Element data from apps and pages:

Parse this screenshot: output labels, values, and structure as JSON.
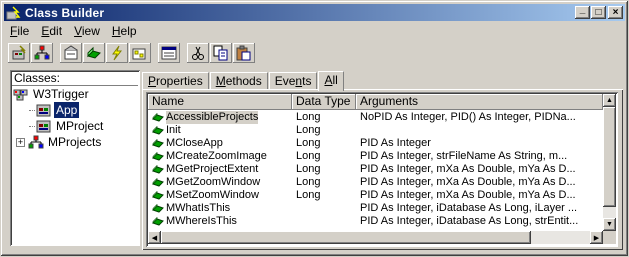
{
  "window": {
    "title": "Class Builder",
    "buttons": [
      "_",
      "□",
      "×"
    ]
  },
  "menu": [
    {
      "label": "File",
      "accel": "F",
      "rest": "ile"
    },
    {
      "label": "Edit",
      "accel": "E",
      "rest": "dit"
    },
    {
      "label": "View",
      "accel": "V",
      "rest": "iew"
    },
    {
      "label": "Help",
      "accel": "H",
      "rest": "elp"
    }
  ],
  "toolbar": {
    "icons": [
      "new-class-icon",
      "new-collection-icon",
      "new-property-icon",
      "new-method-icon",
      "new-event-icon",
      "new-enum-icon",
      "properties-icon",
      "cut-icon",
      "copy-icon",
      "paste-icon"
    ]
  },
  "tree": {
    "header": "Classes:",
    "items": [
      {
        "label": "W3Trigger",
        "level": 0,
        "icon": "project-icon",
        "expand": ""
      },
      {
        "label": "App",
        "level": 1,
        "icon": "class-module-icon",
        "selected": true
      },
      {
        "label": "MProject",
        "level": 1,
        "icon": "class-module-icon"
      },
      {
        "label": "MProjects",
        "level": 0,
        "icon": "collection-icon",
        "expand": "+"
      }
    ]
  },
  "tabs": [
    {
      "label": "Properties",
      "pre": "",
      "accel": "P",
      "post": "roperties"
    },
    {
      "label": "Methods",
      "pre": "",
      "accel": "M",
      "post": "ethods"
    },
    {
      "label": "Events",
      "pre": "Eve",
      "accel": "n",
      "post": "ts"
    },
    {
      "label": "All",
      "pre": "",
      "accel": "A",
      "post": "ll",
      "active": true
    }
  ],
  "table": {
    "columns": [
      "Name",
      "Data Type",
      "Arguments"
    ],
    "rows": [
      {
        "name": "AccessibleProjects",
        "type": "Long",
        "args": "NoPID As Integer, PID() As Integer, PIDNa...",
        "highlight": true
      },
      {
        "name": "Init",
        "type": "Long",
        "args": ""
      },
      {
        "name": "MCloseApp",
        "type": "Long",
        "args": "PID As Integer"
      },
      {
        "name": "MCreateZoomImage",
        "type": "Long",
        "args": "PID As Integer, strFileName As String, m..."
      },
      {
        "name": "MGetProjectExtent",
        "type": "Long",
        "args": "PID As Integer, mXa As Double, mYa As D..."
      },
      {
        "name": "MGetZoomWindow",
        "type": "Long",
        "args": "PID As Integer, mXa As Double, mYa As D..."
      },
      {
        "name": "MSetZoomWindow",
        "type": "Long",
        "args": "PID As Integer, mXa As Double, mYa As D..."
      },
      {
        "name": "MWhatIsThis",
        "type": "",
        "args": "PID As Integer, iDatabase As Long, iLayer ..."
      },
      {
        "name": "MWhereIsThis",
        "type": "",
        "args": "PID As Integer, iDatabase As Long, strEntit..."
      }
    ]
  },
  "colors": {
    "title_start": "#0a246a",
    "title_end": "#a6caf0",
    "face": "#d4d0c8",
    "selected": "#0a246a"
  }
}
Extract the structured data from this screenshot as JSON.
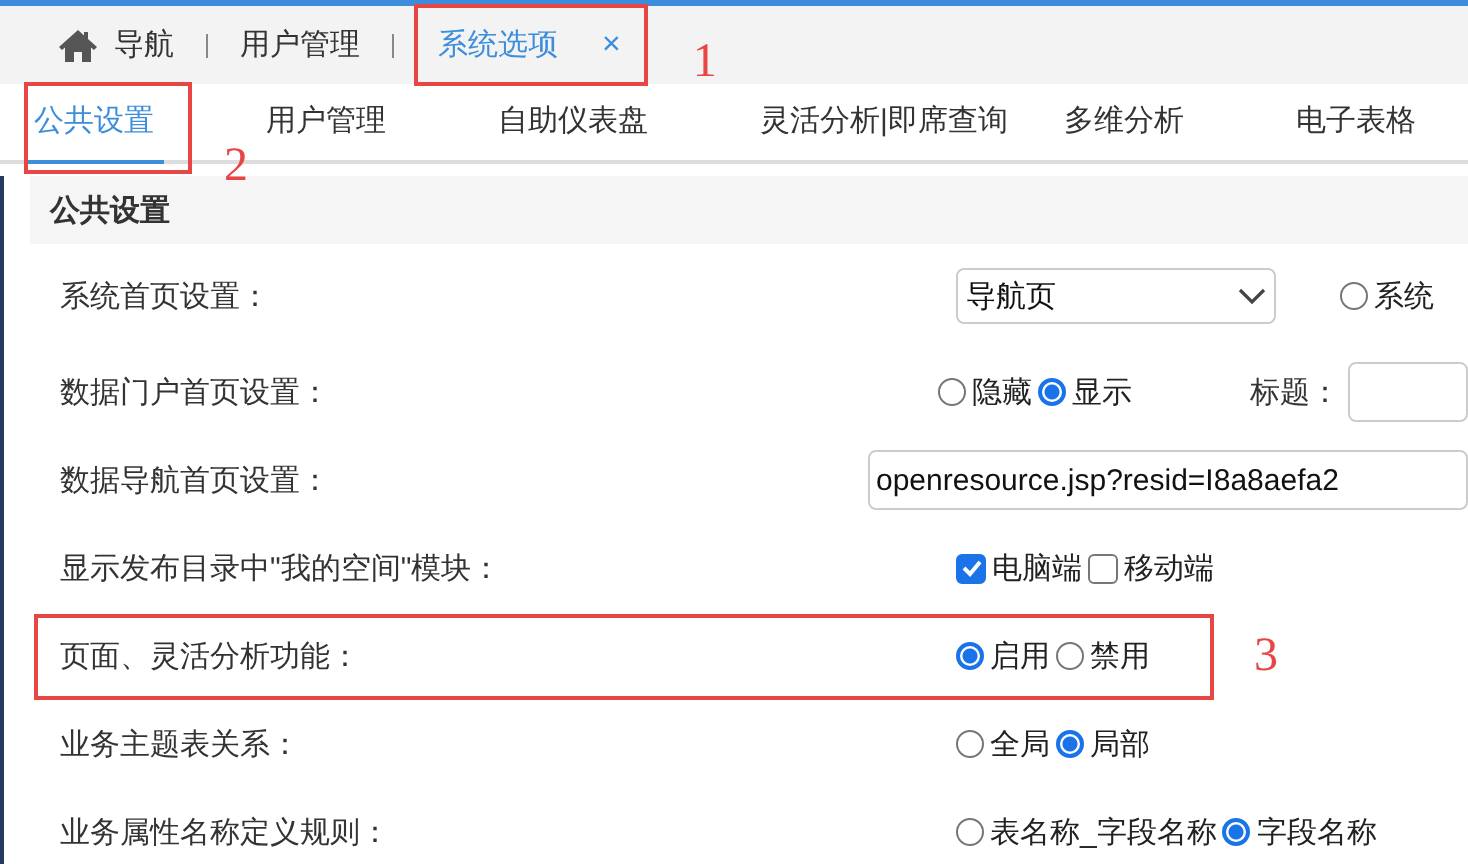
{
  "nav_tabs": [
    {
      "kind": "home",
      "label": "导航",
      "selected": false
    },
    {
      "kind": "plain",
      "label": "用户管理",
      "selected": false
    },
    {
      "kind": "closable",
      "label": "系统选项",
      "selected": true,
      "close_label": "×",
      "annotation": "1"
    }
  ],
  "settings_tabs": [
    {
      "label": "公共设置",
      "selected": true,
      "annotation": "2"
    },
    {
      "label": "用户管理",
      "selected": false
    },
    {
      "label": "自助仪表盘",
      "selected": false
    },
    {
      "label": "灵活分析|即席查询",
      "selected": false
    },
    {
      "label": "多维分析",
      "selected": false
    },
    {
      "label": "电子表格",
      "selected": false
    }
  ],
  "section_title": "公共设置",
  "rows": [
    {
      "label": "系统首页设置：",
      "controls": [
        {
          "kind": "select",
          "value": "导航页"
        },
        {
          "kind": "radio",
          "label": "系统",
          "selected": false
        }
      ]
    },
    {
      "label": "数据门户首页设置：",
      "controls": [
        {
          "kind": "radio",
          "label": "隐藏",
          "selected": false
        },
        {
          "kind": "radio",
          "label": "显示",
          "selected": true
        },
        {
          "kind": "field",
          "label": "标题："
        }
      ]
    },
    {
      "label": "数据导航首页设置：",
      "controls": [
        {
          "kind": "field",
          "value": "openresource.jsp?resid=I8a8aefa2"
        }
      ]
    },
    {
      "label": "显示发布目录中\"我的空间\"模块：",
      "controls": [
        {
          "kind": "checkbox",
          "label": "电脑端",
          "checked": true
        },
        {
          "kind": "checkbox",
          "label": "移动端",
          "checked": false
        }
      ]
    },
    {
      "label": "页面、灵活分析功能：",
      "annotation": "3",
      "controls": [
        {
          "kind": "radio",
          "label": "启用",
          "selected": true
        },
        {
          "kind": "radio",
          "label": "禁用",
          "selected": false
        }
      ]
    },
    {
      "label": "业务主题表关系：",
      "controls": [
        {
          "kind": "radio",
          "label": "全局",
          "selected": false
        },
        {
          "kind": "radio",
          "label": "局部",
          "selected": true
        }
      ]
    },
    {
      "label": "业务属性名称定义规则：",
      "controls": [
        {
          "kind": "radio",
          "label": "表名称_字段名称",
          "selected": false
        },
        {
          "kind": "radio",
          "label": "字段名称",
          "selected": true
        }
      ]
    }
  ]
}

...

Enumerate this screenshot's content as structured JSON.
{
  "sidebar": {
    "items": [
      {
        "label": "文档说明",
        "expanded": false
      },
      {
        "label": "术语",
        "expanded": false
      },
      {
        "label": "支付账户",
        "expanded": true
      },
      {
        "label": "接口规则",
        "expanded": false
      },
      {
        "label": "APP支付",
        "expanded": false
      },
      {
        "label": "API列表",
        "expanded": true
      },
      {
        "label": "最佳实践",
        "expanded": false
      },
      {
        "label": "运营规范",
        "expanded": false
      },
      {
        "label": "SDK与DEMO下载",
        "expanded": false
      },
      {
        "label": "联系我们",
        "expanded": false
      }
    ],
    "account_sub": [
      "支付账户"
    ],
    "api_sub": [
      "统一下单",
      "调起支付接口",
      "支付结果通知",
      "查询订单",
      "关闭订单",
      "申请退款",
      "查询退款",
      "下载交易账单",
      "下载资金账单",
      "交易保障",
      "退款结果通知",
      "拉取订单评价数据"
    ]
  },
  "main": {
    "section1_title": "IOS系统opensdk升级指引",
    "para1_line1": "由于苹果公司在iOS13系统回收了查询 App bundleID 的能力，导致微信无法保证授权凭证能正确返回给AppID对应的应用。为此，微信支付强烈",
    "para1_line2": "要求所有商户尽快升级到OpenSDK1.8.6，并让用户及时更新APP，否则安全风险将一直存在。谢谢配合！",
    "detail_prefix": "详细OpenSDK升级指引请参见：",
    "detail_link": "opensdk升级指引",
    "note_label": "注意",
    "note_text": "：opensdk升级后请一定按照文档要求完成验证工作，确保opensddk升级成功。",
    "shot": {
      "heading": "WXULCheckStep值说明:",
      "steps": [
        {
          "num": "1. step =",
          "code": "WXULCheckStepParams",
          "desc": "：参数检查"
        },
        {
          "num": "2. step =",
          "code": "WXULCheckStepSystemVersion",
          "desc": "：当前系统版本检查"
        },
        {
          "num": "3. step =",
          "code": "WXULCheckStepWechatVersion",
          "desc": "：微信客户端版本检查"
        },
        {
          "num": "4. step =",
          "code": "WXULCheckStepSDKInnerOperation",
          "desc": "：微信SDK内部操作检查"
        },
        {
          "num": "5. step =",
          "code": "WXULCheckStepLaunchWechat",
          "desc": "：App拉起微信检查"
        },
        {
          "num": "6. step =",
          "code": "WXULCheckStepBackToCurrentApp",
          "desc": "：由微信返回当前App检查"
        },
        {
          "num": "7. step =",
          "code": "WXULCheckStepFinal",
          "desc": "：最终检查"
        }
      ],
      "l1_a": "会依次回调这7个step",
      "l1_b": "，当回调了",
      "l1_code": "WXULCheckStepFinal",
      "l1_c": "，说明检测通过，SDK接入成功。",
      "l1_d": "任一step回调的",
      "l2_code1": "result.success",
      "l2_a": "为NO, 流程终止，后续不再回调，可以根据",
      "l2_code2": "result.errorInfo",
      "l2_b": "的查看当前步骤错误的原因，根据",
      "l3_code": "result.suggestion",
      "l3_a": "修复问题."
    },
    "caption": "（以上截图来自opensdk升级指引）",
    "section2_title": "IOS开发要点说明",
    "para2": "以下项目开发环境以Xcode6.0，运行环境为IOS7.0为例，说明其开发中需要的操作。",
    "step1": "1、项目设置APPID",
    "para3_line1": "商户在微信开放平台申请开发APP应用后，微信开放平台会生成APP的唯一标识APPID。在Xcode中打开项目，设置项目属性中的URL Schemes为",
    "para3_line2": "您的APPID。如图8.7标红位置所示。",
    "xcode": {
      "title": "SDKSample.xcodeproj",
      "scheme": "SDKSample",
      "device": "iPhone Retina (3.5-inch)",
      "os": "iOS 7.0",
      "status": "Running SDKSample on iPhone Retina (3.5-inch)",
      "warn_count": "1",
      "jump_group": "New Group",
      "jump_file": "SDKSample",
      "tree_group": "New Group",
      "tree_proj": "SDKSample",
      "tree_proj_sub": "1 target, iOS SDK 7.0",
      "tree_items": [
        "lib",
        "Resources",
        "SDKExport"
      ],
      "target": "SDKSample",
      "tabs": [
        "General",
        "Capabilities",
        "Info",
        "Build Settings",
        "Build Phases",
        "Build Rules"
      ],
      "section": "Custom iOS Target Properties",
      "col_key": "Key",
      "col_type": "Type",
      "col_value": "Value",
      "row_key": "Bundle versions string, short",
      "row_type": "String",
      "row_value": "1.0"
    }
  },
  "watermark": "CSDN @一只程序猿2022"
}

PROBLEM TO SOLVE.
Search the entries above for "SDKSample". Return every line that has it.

RESPONSE BELOW.
      "title": "SDKSample.xcodeproj",
      "scheme": "SDKSample",
      "status": "Running SDKSample on iPhone Retina (3.5-inch)",
      "jump_file": "SDKSample",
      "tree_proj": "SDKSample",
      "target": "SDKSample",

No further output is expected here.